Without pictures, retype the following entries exactly.

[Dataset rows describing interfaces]
━━━━━━━━━━

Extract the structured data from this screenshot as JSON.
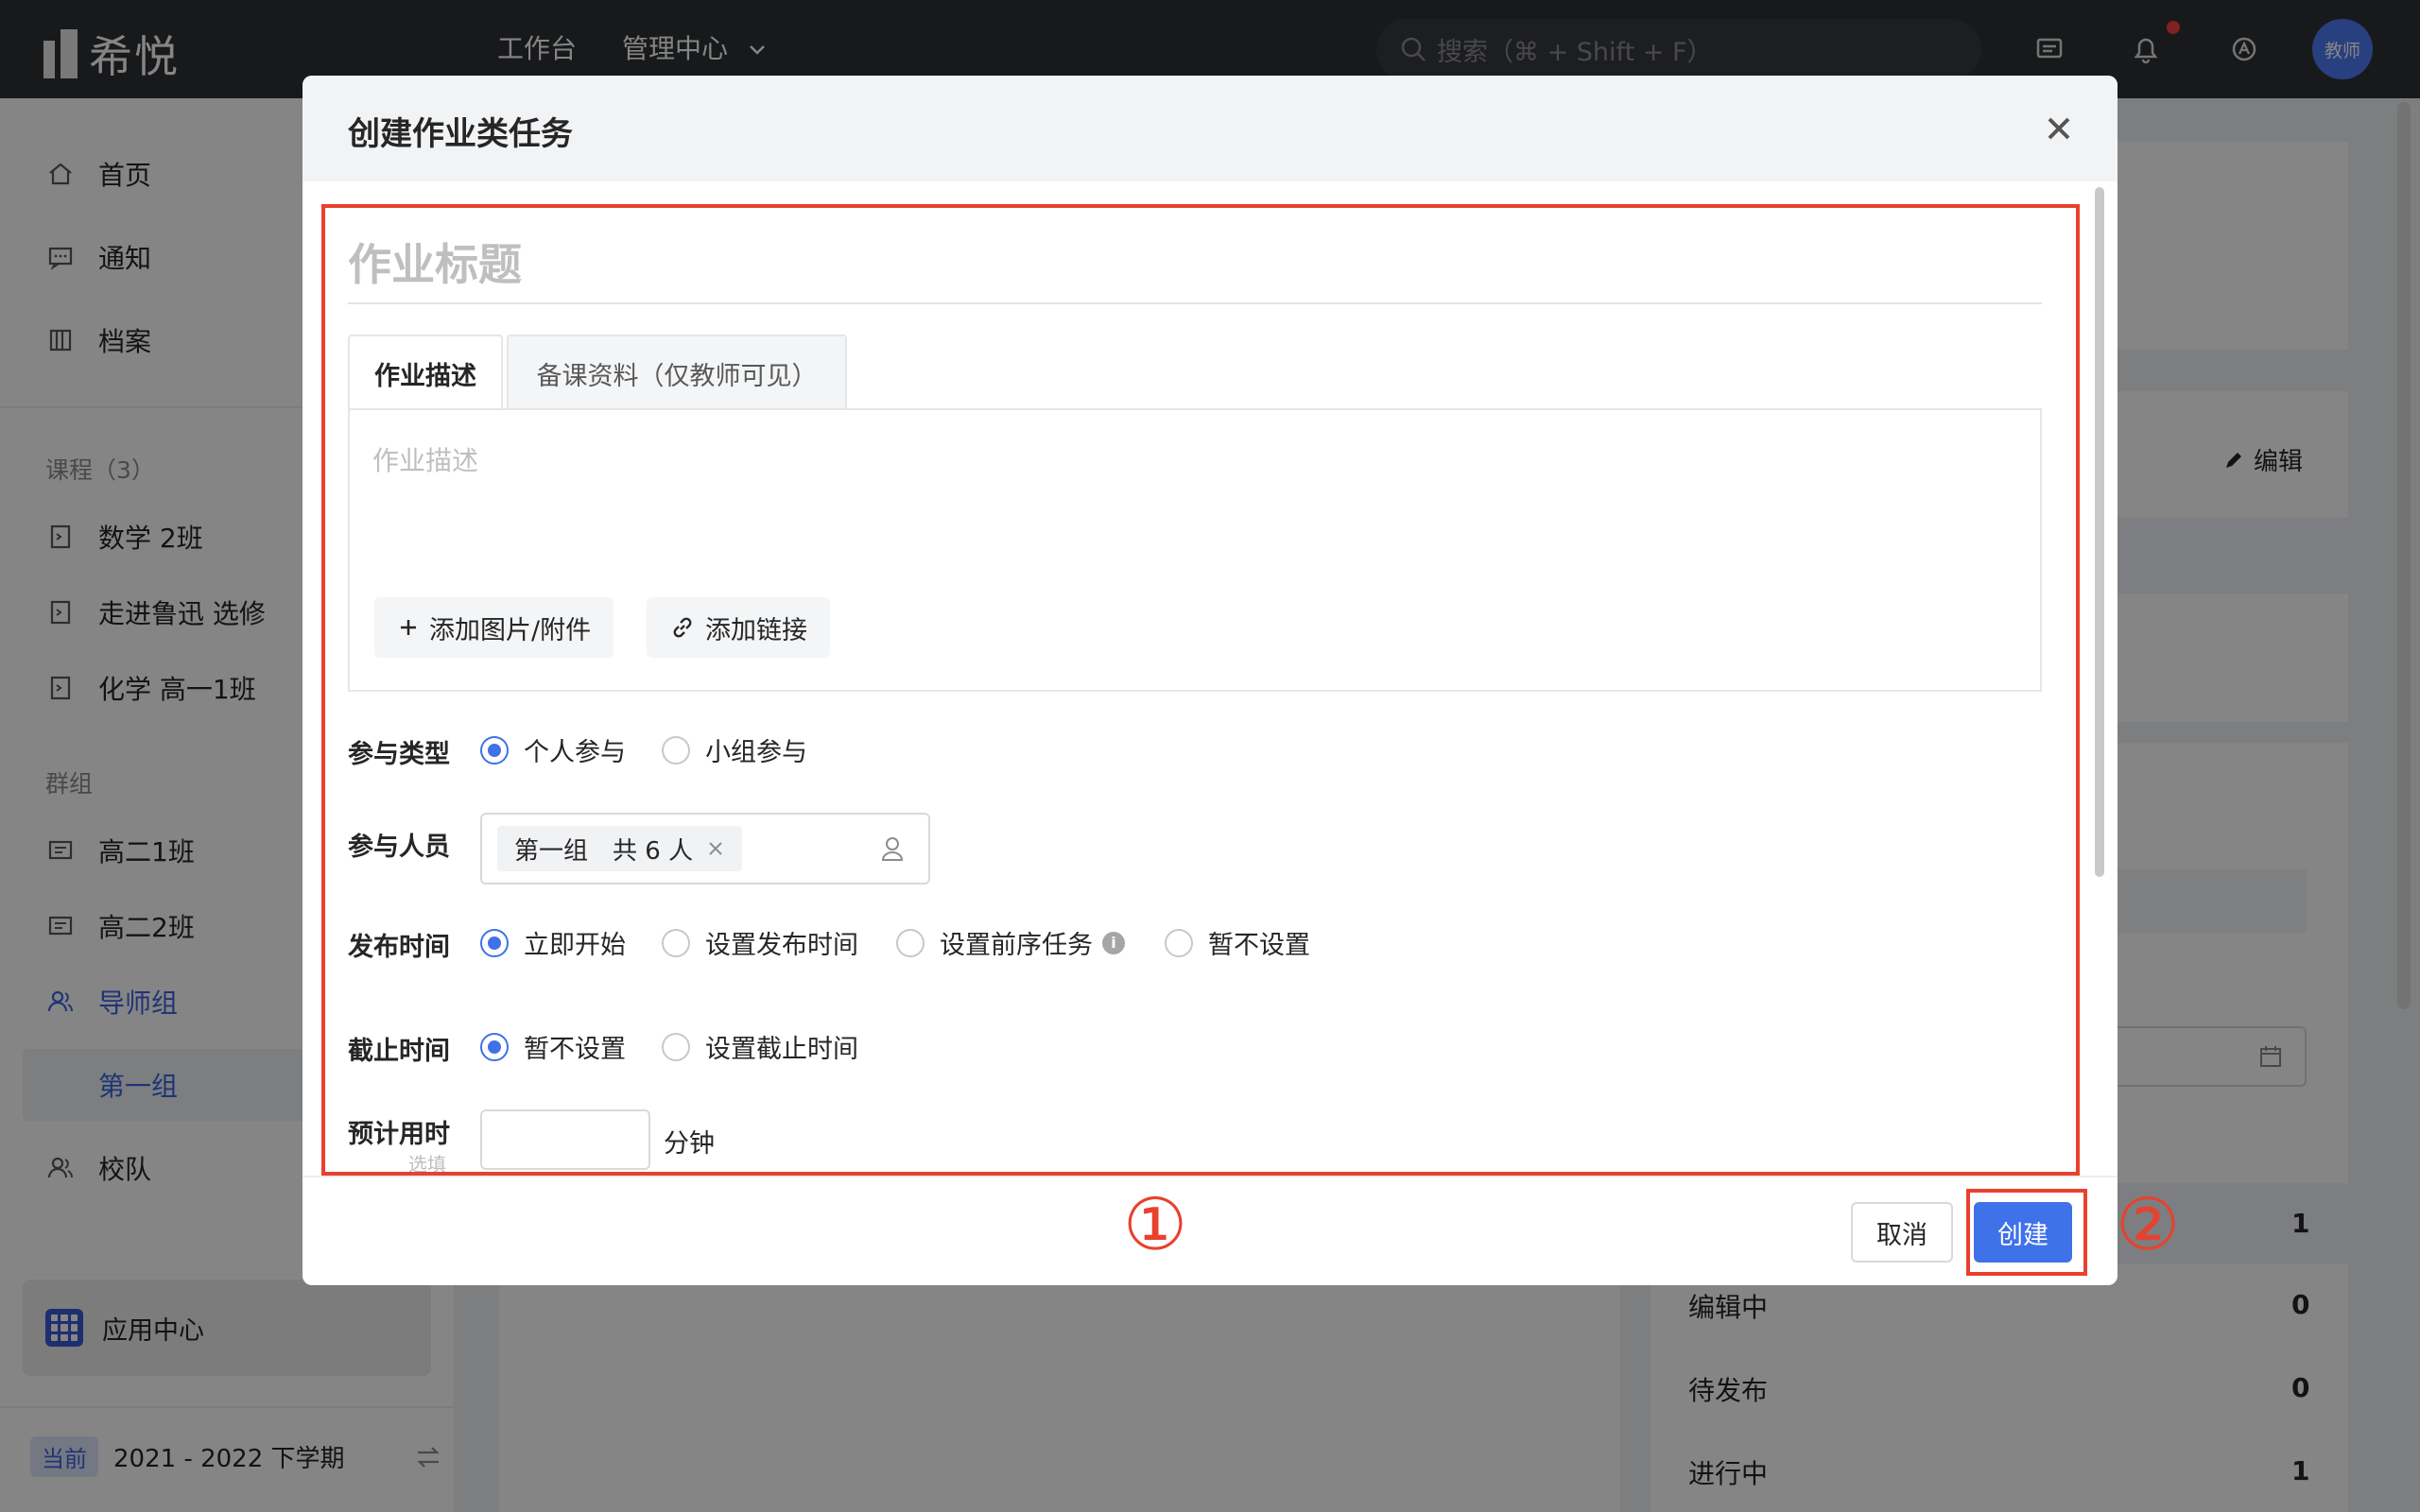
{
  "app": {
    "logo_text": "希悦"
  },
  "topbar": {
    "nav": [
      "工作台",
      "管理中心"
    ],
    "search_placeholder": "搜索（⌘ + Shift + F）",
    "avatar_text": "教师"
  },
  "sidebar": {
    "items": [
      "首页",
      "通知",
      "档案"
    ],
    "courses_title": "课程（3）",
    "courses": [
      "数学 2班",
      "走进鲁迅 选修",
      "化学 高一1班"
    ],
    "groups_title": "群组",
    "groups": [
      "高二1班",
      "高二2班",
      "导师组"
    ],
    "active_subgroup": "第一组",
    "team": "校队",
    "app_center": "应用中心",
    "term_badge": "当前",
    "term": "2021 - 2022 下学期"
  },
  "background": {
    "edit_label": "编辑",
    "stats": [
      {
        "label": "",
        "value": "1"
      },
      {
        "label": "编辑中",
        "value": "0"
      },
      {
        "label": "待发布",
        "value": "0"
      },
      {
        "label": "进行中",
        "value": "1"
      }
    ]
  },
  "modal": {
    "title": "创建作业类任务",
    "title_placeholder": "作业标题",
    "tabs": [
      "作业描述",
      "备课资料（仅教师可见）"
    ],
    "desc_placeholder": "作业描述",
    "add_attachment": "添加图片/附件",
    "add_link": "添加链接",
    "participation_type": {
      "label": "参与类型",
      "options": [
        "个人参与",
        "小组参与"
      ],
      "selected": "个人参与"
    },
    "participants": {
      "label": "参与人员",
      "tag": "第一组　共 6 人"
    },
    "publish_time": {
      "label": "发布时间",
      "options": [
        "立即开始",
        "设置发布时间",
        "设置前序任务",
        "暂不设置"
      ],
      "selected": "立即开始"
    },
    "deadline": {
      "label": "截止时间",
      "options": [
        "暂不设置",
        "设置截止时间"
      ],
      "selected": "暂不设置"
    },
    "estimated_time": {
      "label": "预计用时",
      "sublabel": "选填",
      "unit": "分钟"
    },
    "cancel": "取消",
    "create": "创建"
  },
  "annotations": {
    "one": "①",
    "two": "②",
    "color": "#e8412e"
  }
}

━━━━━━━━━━

Exercise answer:
Extract the structured data from this screenshot as JSON.
{
  "app": {
    "logo_text": "希悦"
  },
  "topbar": {
    "nav": [
      "工作台",
      "管理中心"
    ],
    "search_placeholder": "搜索（⌘ + Shift + F）",
    "avatar_text": "教师"
  },
  "sidebar": {
    "items": [
      "首页",
      "通知",
      "档案"
    ],
    "courses_title": "课程（3）",
    "courses": [
      "数学 2班",
      "走进鲁迅 选修",
      "化学 高一1班"
    ],
    "groups_title": "群组",
    "groups": [
      "高二1班",
      "高二2班",
      "导师组"
    ],
    "active_subgroup": "第一组",
    "team": "校队",
    "app_center": "应用中心",
    "term_badge": "当前",
    "term": "2021 - 2022 下学期"
  },
  "background": {
    "edit_label": "编辑",
    "stats": [
      {
        "label": "",
        "value": "1"
      },
      {
        "label": "编辑中",
        "value": "0"
      },
      {
        "label": "待发布",
        "value": "0"
      },
      {
        "label": "进行中",
        "value": "1"
      }
    ]
  },
  "modal": {
    "title": "创建作业类任务",
    "title_placeholder": "作业标题",
    "tabs": [
      "作业描述",
      "备课资料（仅教师可见）"
    ],
    "desc_placeholder": "作业描述",
    "add_attachment": "添加图片/附件",
    "add_link": "添加链接",
    "participation_type": {
      "label": "参与类型",
      "options": [
        "个人参与",
        "小组参与"
      ],
      "selected": "个人参与"
    },
    "participants": {
      "label": "参与人员",
      "tag": "第一组　共 6 人"
    },
    "publish_time": {
      "label": "发布时间",
      "options": [
        "立即开始",
        "设置发布时间",
        "设置前序任务",
        "暂不设置"
      ],
      "selected": "立即开始"
    },
    "deadline": {
      "label": "截止时间",
      "options": [
        "暂不设置",
        "设置截止时间"
      ],
      "selected": "暂不设置"
    },
    "estimated_time": {
      "label": "预计用时",
      "sublabel": "选填",
      "unit": "分钟"
    },
    "cancel": "取消",
    "create": "创建"
  },
  "annotations": {
    "one": "①",
    "two": "②",
    "color": "#e8412e"
  }
}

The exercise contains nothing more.